How political parties choose their candidates to win elections
In a well-functioning democracy, we should expect political parties to select candidates that best represent the interests of voters. Yet, as this column has previously demonstrated, Members of Parliament (MPs) leave a lot to be desired when it comes to serving these interests.
For instance, wealthier candidates are associated with poorer parliamentary attendance and spending on constituency development — all the more worrying as the scale of wealth has grown significantly in Indian electoral politics. If parties are not selecting candidates for the purposes of representativeness, what criteria are used to select candidates?
Whether at the state or national level, party tickets for candidates are typically decided by a few party elites — a phenomenon political scientists describe as “low intraparty democracy.” The centralised nature of making laws in the Lok Sabha, combined with the fact that MPs are barred from “defecting” against their own party when voting in parliament, almost nullifies any institutional role they can play in policymaking.
But if MPs are largely excluded from the policymaking process, then parties have little incentive to select candidates that represent the interests of voters. Furthermore, there is little sense in expecting voters to vote for candidates based on how well they represent the interests of voters — it’s the party as a whole that must be held accountable.
On the other hand, any serious political party aims to be in power, so the “winnability” of a candidate (namely the capacity to self-finance a campaign) is an important determinant in choosing candidates. We find ourselves in a scenario in which most candidates are selected neither for their ideological commitment to a party, nor for the extent to which they seek to represent the interests of voters — they are chosen because they can win elections. Because candidates may trade their own capacity to win elections for party tickets, and have little role in policymaking, they have little reason to be deeply committed to any political party.
The issue of candidate selection is fundamental to understanding Indian politics. Unfortunately, there exists no systematic data on how parties choose to hand out tickets to the candidates — as parties are understandably unwilling to let outsiders observe their selection processes.
To get some sense of candidate selection, this analysis looks at candidates who contested the 2009 election and received at least 20% vote share (irrespective of whether they won or lost) – a universe of 1020 candidates — and classifies whether they received a party ticket again in the 2014 election.
Only 354 of the 1020 candidates in the sample, approximately 35%, were re-nominated in 2014. The data demonstrates that the winnability of a candidate is indeed a strong factor in renomination.
A candidate that was elected in 2009 had a 53% chance of being renominated, while a candidate that did not win the election in 2009 had only a 19% chance of being renominated.
But renomination and incumbency are two very different phenomena, as winning is far from a sure thing upon renomination — even if a candidate won in 2009 and was re-nominated, he or she only had a 50% chance of winning again in 2014. The data also demonstrates that candidates are quite fickle in their partisan loyalties.
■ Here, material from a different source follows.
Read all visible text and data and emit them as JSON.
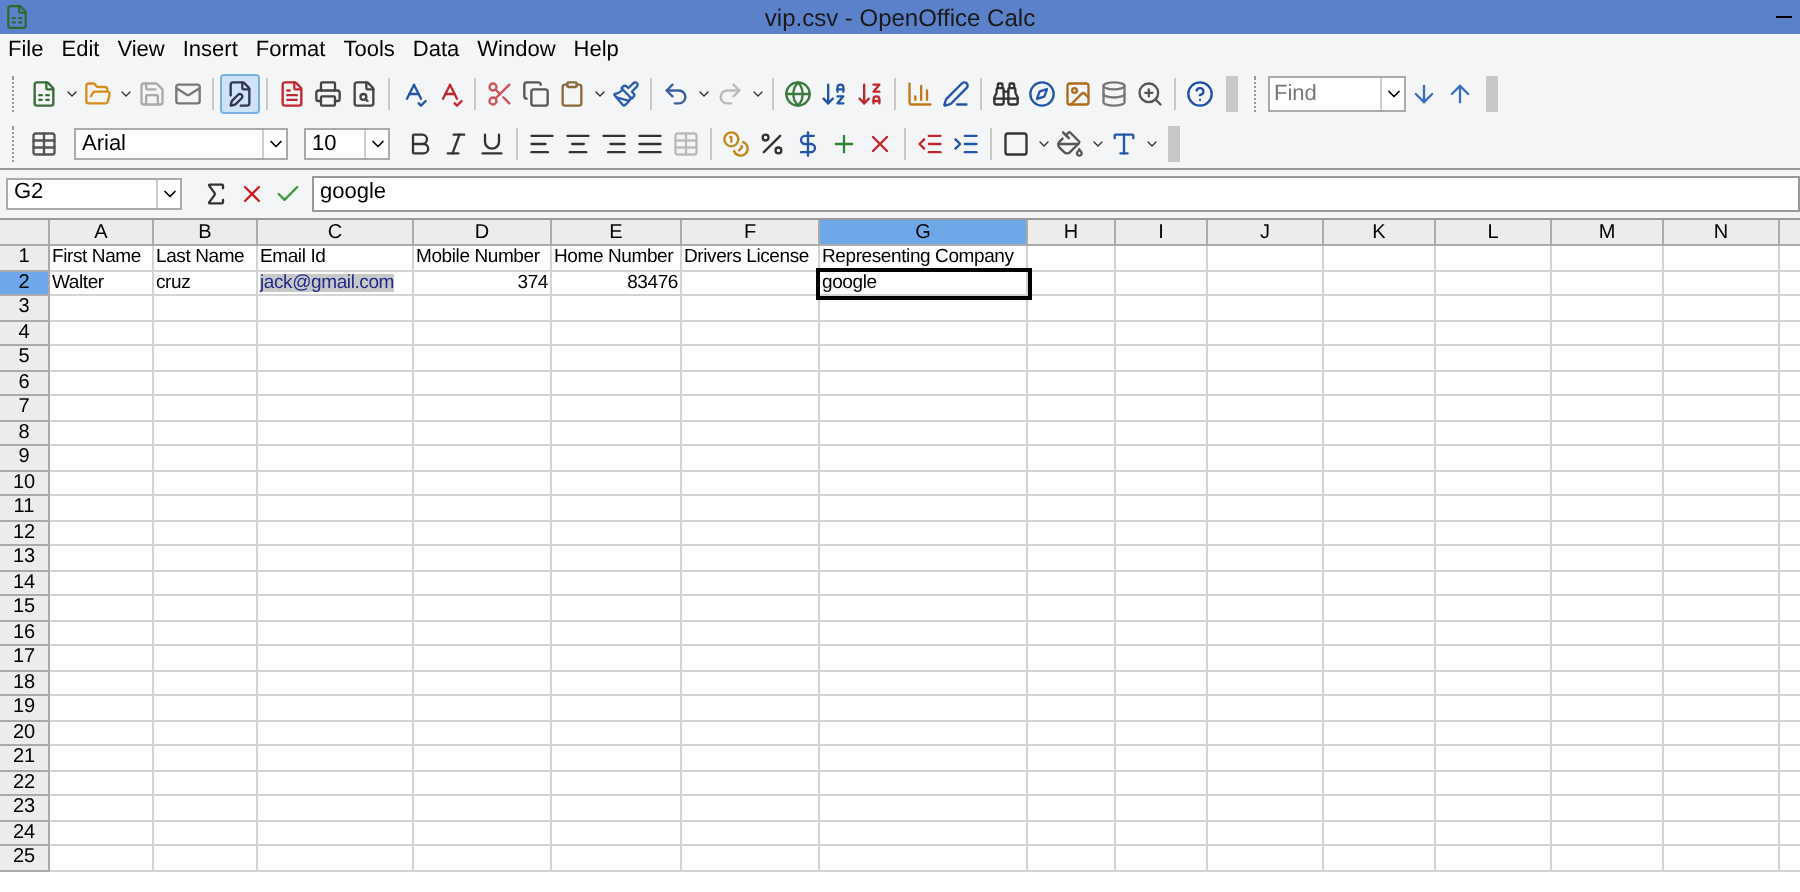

About 12% of those renominated switched parties between 2009 and 2014 (with 23% of unelected candidates in 2009 switching parties upon renomination).
To understand how the background characteristics of MPs affected renomination rates, the analysis focused on three important characteristics: the moveable wealth of the candidate, which is important for financing campaigns; the existence of serious criminal cases pending because criminality is correlated with organizational capacity of the candidate; and whether the candidate has a post-graduate degree, which potentially describes a candidates capacity to do the job.
A statistical model that measured the chances of renomination of a candidate as a function of these three characteristics (wealth, criminal cases, education) provided some interesting results.
The model suggests that a candidate that has a postgraduate degree is about 28% more likely to be renominated as compared to a candidate without one, and a candidate with serious pending cases is 27% more likely to be renominated as compared to a candidate without them (see chart 2).
A similar relationship is seen with wealth. A candidate with between Rs 10 and 50 lakh in moveable wealth has about a 34% probability of being renominated, while a crorepati (in terms of moveable wealth) is about 14% more likely to be renominated (see chart1).
Further statistical analysis suggests that the positive relationship between renomination and wealth and criminality is due to the fact that those characteristics are associated with greater electability.
Clearly, the institutional structure generates incentives for parties to select candidates who do not represent the interests of voters — rather focusing on those candidates more able to win elections. With the growing costs of elections, and little ideological integrity to parties, we can only expect a greater disconnect between voters and their representatives in the future.
(The author is Senior Fellow, Centre for Policy Research)